In Mexico City, the dovela (the Spanish for an arch keystone) is synonymous with the famous Aztec basalt Sun or Calendar Stone found near the city’s central square called the Zócalo. The round sun and rays engraved on its surface represent the Sun God, symbol of man’s need for light and energy.
For the Aztecs, Incas, Mayans and Egyptians, the sun was the spirit of life, the link between the material world and the soul. In Aztec culture alternating solids and voids, raised and excavated shapes, light and shadow, symbolize the duality and complementarity of matter and spirituality.
Ensamble Studio’s project for the Cervantes Theatre takes the dovela in its meanings as both sun symbol and keystone as their central conceptual reference. The result is a building that lends itself to many layers of interpretation. On the one hand, the ancient Aztec sun symbol is directly referenced in the programme’s use of light and shadow, which in turn harks back to the country’s deep cultural roots. On the other, it speaks to how the new structure relates to its surrounding contemporary urban context.
Just as the carved out areas on the Sun Stone create patterns in relief, light and shadow, so the enormous grid of orthogonally placed metal plates positioned at different distances and inclinations creates a varying series of light and shade on the ground beneath that continues down to the underground theatre.

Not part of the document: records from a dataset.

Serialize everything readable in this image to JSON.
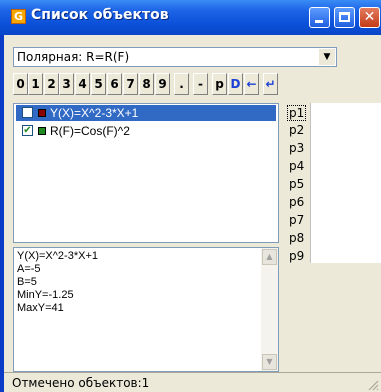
{
  "window": {
    "title": "Список объектов",
    "app_icon": "G"
  },
  "mode_select": {
    "value": "Полярная: R=R(F)"
  },
  "keypad": {
    "buttons": [
      "0",
      "1",
      "2",
      "3",
      "4",
      "5",
      "6",
      "7",
      "8",
      "9",
      ".",
      "-",
      "p",
      "D",
      "←",
      "↵"
    ]
  },
  "objects": [
    {
      "label": "Y(X)=X^2-3*X+1",
      "checked": false,
      "selected": true,
      "color": "#8b0000"
    },
    {
      "label": "R(F)=Cos(F)^2",
      "checked": true,
      "selected": false,
      "color": "#228b22"
    }
  ],
  "params": [
    "p1",
    "p2",
    "p3",
    "p4",
    "p5",
    "p6",
    "p7",
    "p8",
    "p9"
  ],
  "info": {
    "lines": [
      "Y(X)=X^2-3*X+1",
      "A=-5",
      "B=5",
      "MinY=-1.25",
      "MaxY=41"
    ]
  },
  "status": {
    "text": "Отмечено объектов:1"
  },
  "colors": {
    "title_bar": "#0b50d8",
    "selection": "#316ac5",
    "face": "#ece9d8"
  }
}
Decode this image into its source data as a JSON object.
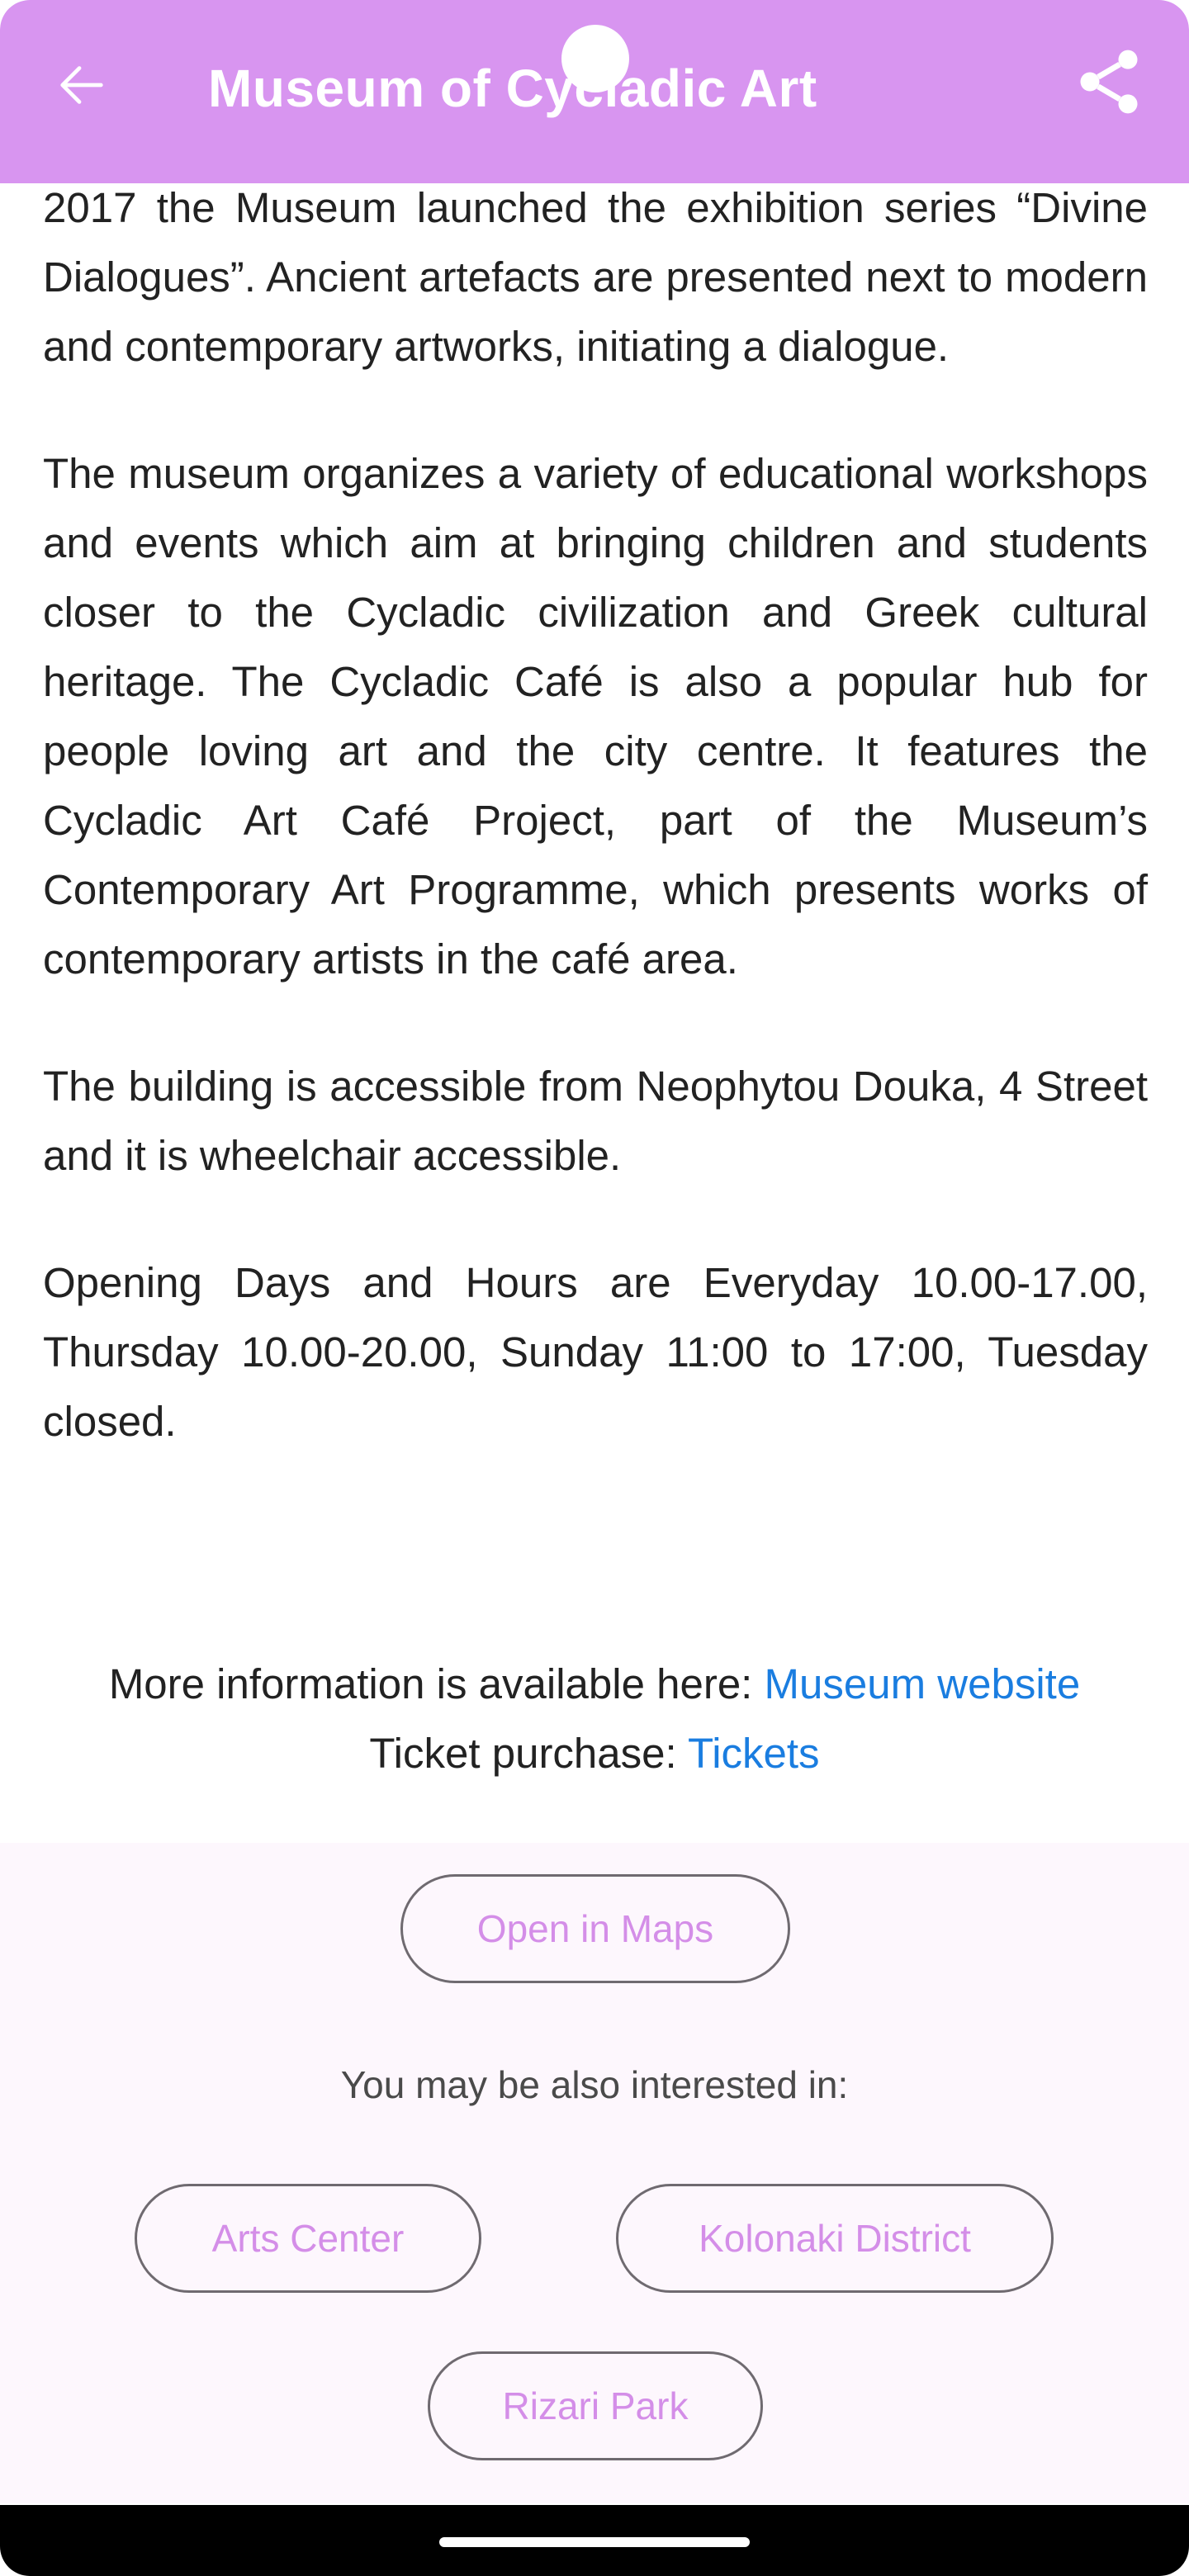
{
  "header": {
    "title": "Museum of Cycladic Art",
    "background": "#d895f0",
    "back_icon": "arrow-left-icon",
    "share_icon": "share-icon"
  },
  "body": {
    "paragraphs": [
      "2017 the Museum launched the exhibition series “Divine Dialogues”. Ancient artefacts are presented next to modern and contemporary artworks, initiating a dialogue.",
      "The museum organizes a variety of educational workshops and events which aim at bringing children and students closer to the Cycladic civilization and Greek cultural heritage. The Cycladic Café is also a popular hub for people loving art and the city centre. It features the Cycladic Art Café Project, part of the Museum’s Contemporary Art Programme, which presents works of contemporary artists in the café area.",
      "The building is accessible from Neophytou Douka, 4 Street and it is wheelchair accessible.",
      "Opening Days and Hours are Everyday 10.00-17.00, Thursday 10.00-20.00, Sunday 11:00 to 17:00, Tuesday closed."
    ],
    "more_info_label": "More information is available here: ",
    "more_info_link": "Museum website",
    "ticket_label": "Ticket purchase: ",
    "ticket_link": "Tickets",
    "link_color": "#1a7de0"
  },
  "actions": {
    "open_maps": "Open in Maps",
    "also_interested": "You may be also interested in:",
    "related": [
      "Arts Center",
      "Kolonaki District",
      "Rizari Park"
    ],
    "accent": "#d48ee8"
  }
}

In its urban context the suspended horizontal grid of the Cervantes is the only sign of the new underground theatre’s existence, a feature in diametrical contrast to the surrounding architecture whose hallmark is verticality and transparency. Resting on four different, irregular-shaped metal supports located just a few metres from the Plaza where the theatre is entered, the canopy also performs an urban public service as a semi-covered open space.
The Aztec dovela reference is also a way of linking past, present and future, and layers of history and culture in one building - stratification and sedimentation recalling the artistic, cultural and religious traditions of Mexico. This is achieved with light. Like sculpture, architecture here gives shape to this intangible element. Light excavates, illuminates and fills the void, the negative shape par excellence.
As a keystone, the dovela protects the space under it. It also stands as an element separating earthy materiality from heavenly intangibility. Raised aloft on its singular pillars, it is at once imposing and ethereal, a “stone of the air”, marking out earth and sky, emphasizing the underground dimension and its heavenly counterpart. A striking horizontal line of demarcation, it intimates the presence of the vast structure hidden underground.
This latter is reached by a series of escalators leading first to a large below-level open space, the point of departure for the distribution circuits. On this first underground level are a restaurant and small conference hall while at subsequent levels, again reached by escalators, there are two large auditoria and smaller performance halls.
Only the above ground structure has been completed, however. Work on the underground spaces has been halted. It is almost as if the past, present and the uncertain future have taken shape in a single (unfinished) form.